# YOUR GOAL:
Read the entries below and pull out each line with the string "USDT".
== DATA SUPPLIED ==
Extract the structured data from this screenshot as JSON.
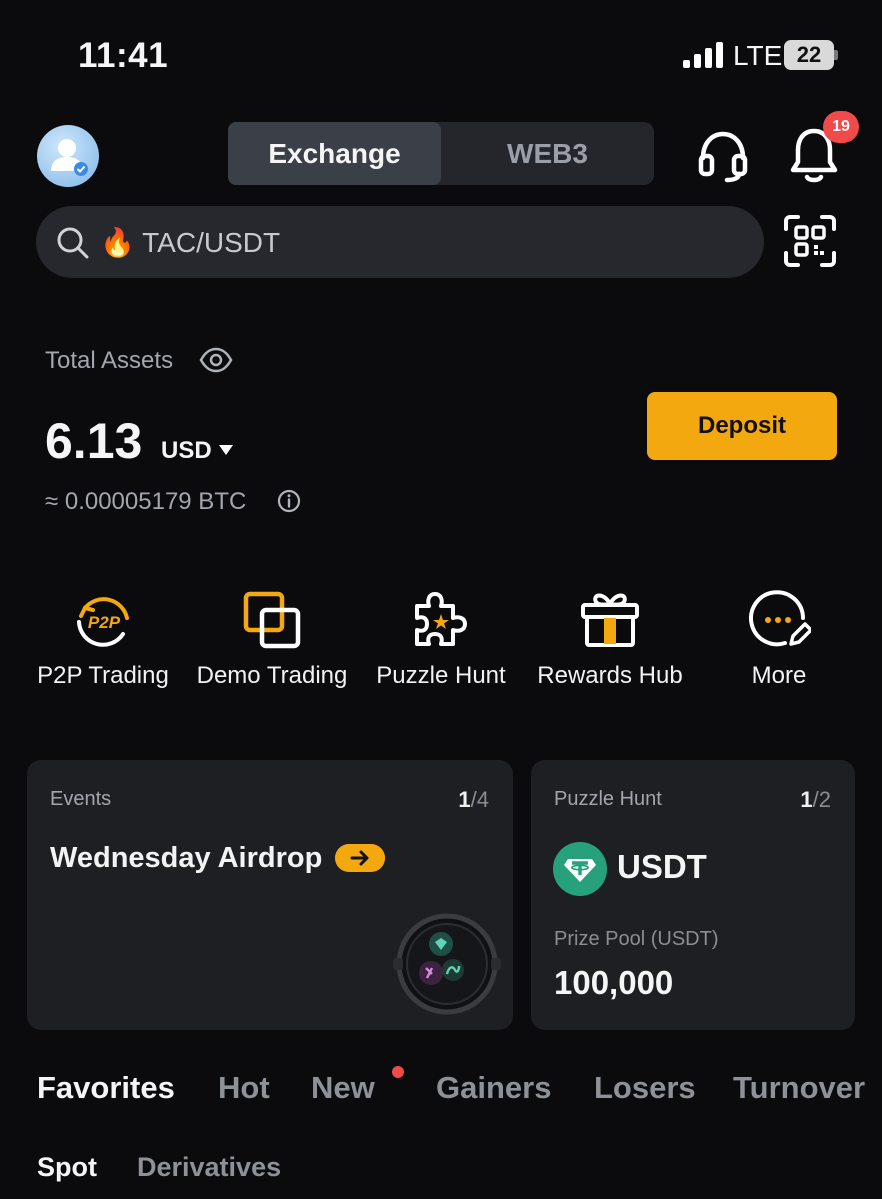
{
  "status_bar": {
    "time": "11:41",
    "network": "LTE",
    "battery": "22"
  },
  "header": {
    "tabs": [
      {
        "label": "Exchange",
        "active": true
      },
      {
        "label": "WEB3",
        "active": false
      }
    ],
    "notification_count": "19"
  },
  "search": {
    "emoji": "🔥",
    "text": "TAC/USDT"
  },
  "assets": {
    "label": "Total Assets",
    "amount": "6.13",
    "currency": "USD",
    "btc_equivalent": "≈ 0.00005179 BTC",
    "deposit_label": "Deposit"
  },
  "quick_actions": [
    {
      "label": "P2P Trading",
      "icon": "p2p-icon"
    },
    {
      "label": "Demo Trading",
      "icon": "demo-trading-icon"
    },
    {
      "label": "Puzzle Hunt",
      "icon": "puzzle-icon"
    },
    {
      "label": "Rewards Hub",
      "icon": "gift-icon"
    },
    {
      "label": "More",
      "icon": "more-icon"
    }
  ],
  "cards": {
    "events": {
      "label": "Events",
      "page_current": "1",
      "page_total": "/4",
      "title": "Wednesday Airdrop"
    },
    "puzzle": {
      "label": "Puzzle Hunt",
      "page_current": "1",
      "page_total": "/2",
      "token": "USDT",
      "prize_label": "Prize Pool (USDT)",
      "prize_value": "100,000"
    }
  },
  "market_tabs": [
    {
      "label": "Favorites",
      "active": true
    },
    {
      "label": "Hot",
      "active": false
    },
    {
      "label": "New",
      "active": false
    },
    {
      "label": "Gainers",
      "active": false
    },
    {
      "label": "Losers",
      "active": false
    },
    {
      "label": "Turnover",
      "active": false
    }
  ],
  "sub_tabs": [
    {
      "label": "Spot",
      "active": true
    },
    {
      "label": "Derivatives",
      "active": false
    }
  ],
  "colors": {
    "accent": "#f4a80f",
    "background": "#0b0b0e",
    "card": "#1d1f23",
    "badge": "#f04a4a",
    "tether": "#26a17b"
  }
}
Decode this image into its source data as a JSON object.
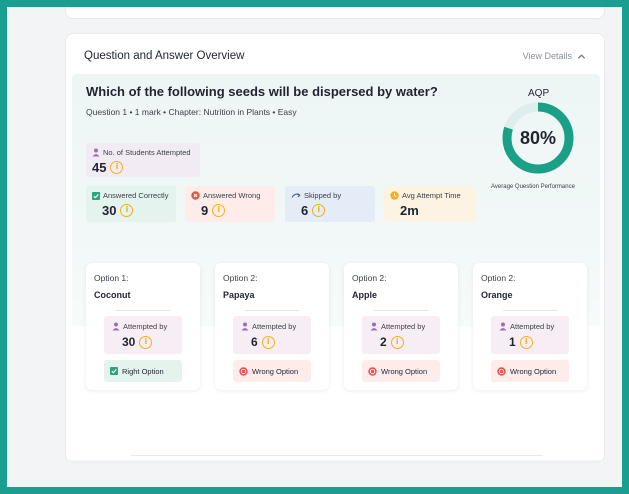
{
  "panel": {
    "title": "Question and Answer Overview",
    "view_details": "View Details"
  },
  "question": {
    "text": "Which of the following seeds will be dispersed by water?",
    "meta": "Question 1 • 1 mark • Chapter: Nutrition in Plants • Easy"
  },
  "stats": {
    "attempted": {
      "label": "No. of Students Attempted",
      "value": "45",
      "icon": "person-icon"
    },
    "correct": {
      "label": "Answered Correctly",
      "value": "30",
      "icon": "check-icon"
    },
    "wrong": {
      "label": "Answered Wrong",
      "value": "9",
      "icon": "x-circle-icon"
    },
    "skipped": {
      "label": "Skipped by",
      "value": "6",
      "icon": "skip-arrow-icon"
    },
    "avg_time": {
      "label": "Avg Attempt Time",
      "value": "2m",
      "icon": "clock-icon"
    }
  },
  "aqp": {
    "title": "AQP",
    "value": "80%",
    "fraction": 0.8,
    "caption": "Average Question Performance"
  },
  "options": [
    {
      "number": "Option 1:",
      "name": "Coconut",
      "attempted_label": "Attempted by",
      "attempted": "30",
      "status": "Right Option",
      "correct": true
    },
    {
      "number": "Option 2:",
      "name": "Papaya",
      "attempted_label": "Attempted by",
      "attempted": "6",
      "status": "Wrong Option",
      "correct": false
    },
    {
      "number": "Option 2:",
      "name": "Apple",
      "attempted_label": "Attempted by",
      "attempted": "2",
      "status": "Wrong Option",
      "correct": false
    },
    {
      "number": "Option 2:",
      "name": "Orange",
      "attempted_label": "Attempted by",
      "attempted": "1",
      "status": "Wrong Option",
      "correct": false
    }
  ],
  "info_glyph": "i",
  "colors": {
    "frame": "#1a9e8f",
    "ring": "#1aa087",
    "ring_track": "#ddeeed",
    "correct_bg": "#e4f3ee",
    "wrong_bg": "#fdecea",
    "skipped_bg": "#e3ecf7",
    "time_bg": "#fdf3e2",
    "attempted_bg": "#f3ebf4",
    "info": "#f2b01e"
  }
}
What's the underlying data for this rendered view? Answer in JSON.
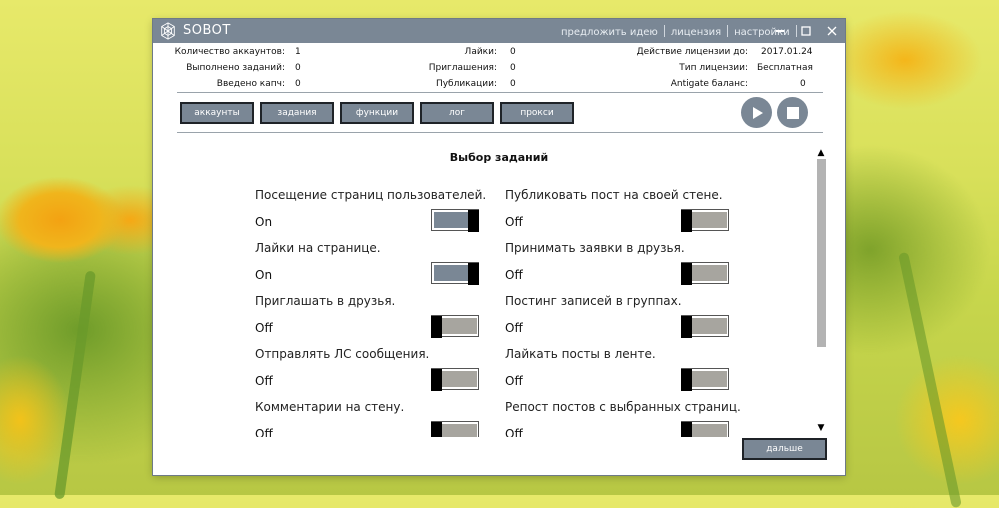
{
  "app": {
    "title": "SOBOT",
    "menu": [
      "предложить идею",
      "лицензия",
      "настройки"
    ]
  },
  "stats": {
    "left": [
      {
        "label": "Количество аккаунтов:",
        "value": "1"
      },
      {
        "label": "Выполнено заданий:",
        "value": "0"
      },
      {
        "label": "Введено капч:",
        "value": "0"
      }
    ],
    "middle": [
      {
        "label": "Лайки:",
        "value": "0"
      },
      {
        "label": "Приглашения:",
        "value": "0"
      },
      {
        "label": "Публикации:",
        "value": "0"
      }
    ],
    "right": [
      {
        "label": "Действие лицензии до:",
        "value": "2017.01.24"
      },
      {
        "label": "Тип лицензии:",
        "value": "Бесплатная"
      },
      {
        "label": "Antigate баланс:",
        "value": "0"
      }
    ]
  },
  "tabs": [
    "аккаунты",
    "задания",
    "функции",
    "лог",
    "прокси"
  ],
  "section": {
    "title": "Выбор заданий"
  },
  "tasks": {
    "left": [
      {
        "label": "Посещение страниц пользователей.",
        "state": "On"
      },
      {
        "label": "Лайки на странице.",
        "state": "On"
      },
      {
        "label": "Приглашать в друзья.",
        "state": "Off"
      },
      {
        "label": "Отправлять ЛС сообщения.",
        "state": "Off"
      },
      {
        "label": "Комментарии на стену.",
        "state": "Off"
      }
    ],
    "right": [
      {
        "label": "Публиковать пост на своей стене.",
        "state": "Off"
      },
      {
        "label": "Принимать заявки в друзья.",
        "state": "Off"
      },
      {
        "label": "Постинг записей в группах.",
        "state": "Off"
      },
      {
        "label": "Лайкать посты в ленте.",
        "state": "Off"
      },
      {
        "label": "Репост постов с выбранных страниц.",
        "state": "Off"
      }
    ]
  },
  "buttons": {
    "next": "дальше"
  },
  "colors": {
    "titlebar": "#7a8795",
    "tab_fill": "#7a8795",
    "toggle_on": "#7a8795",
    "toggle_off": "#a7a59f",
    "knob": "#000000"
  },
  "icons": {
    "logo": "spider-web-icon",
    "play": "play-icon",
    "stop": "stop-icon",
    "minimize": "minimize-icon",
    "maximize": "maximize-icon",
    "close": "close-icon"
  }
}
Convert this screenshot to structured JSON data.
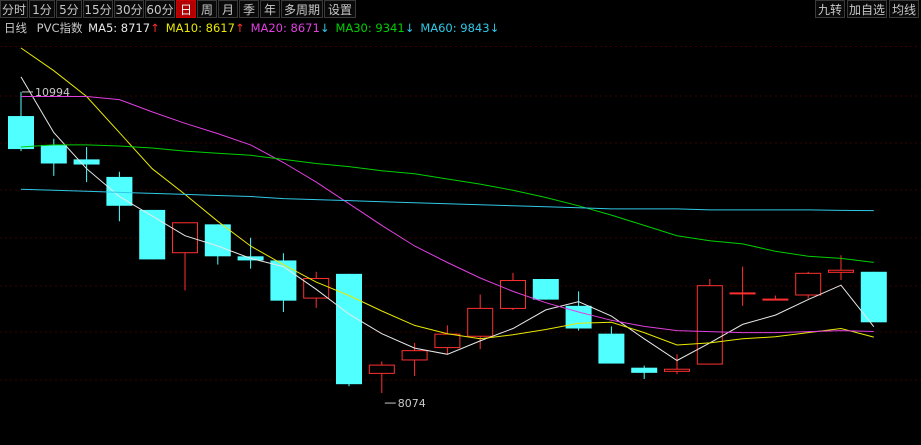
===
# SOLUTION TO THIS PROBLEM:
    "text": "TAC/USDT"
      "token": "USDT",
      "prize_label": "Prize Pool (USDT)",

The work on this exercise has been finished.